Your goal:
Compute how many lines in the entries below include the string "maas". Only the number is wanted.

(Beginning of Exercise data)

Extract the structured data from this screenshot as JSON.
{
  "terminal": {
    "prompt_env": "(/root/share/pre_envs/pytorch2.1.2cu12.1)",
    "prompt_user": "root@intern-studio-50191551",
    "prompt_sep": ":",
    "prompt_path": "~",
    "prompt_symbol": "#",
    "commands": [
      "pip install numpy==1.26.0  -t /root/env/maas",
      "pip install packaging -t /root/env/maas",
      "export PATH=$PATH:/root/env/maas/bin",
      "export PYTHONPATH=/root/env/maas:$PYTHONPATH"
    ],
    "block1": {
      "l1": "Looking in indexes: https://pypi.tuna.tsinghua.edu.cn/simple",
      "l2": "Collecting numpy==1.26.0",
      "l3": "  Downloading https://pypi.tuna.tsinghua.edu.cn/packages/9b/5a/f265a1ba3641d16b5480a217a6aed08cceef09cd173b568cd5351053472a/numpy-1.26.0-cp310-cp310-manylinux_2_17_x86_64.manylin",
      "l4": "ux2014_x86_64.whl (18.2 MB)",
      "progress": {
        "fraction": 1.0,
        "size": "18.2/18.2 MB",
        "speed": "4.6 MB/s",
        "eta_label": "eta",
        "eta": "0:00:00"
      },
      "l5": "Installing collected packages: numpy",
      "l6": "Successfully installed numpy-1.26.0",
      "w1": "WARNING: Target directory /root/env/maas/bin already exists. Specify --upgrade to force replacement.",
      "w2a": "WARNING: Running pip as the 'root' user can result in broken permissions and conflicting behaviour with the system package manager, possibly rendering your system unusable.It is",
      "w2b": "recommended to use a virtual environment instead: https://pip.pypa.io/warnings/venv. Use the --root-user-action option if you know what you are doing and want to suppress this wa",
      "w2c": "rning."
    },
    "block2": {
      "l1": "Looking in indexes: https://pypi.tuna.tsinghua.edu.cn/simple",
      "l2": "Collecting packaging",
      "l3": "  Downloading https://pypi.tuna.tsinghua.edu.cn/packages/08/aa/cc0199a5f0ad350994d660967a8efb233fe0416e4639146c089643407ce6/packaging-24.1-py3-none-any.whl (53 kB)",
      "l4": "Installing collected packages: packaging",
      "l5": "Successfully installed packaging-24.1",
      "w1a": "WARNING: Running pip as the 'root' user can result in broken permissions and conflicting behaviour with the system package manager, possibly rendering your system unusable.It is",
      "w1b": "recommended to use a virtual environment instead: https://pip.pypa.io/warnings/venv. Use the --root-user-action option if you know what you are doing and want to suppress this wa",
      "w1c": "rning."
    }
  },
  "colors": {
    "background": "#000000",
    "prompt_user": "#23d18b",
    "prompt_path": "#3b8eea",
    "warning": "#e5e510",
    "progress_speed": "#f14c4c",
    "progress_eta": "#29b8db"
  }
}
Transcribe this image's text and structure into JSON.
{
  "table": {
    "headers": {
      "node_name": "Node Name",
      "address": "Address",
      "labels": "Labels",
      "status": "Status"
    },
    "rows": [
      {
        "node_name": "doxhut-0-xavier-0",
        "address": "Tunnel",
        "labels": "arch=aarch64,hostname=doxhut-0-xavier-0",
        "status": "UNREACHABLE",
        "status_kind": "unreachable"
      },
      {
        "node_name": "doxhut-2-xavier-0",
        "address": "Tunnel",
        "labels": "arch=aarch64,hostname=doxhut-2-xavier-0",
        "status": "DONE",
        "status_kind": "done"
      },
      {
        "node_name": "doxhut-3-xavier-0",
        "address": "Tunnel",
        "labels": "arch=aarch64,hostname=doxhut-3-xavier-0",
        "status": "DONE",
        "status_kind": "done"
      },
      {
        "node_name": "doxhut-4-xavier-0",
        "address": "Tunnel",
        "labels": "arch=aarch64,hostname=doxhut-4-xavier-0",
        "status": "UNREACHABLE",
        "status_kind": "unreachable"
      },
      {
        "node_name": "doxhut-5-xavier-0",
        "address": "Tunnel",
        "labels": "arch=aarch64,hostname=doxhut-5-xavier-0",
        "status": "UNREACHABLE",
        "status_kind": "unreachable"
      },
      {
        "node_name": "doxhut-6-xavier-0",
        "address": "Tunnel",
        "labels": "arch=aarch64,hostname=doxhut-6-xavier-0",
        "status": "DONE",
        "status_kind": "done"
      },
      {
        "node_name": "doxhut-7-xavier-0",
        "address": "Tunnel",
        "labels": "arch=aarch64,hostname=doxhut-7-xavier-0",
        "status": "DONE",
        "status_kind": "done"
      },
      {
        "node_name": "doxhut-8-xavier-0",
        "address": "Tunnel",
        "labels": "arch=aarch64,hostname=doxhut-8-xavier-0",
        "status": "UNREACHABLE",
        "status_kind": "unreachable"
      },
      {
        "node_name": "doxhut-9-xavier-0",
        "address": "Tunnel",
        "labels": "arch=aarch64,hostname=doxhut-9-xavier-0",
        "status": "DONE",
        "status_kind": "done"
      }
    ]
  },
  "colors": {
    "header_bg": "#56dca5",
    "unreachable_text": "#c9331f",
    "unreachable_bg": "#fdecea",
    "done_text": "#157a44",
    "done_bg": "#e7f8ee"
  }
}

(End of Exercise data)

Written response:
5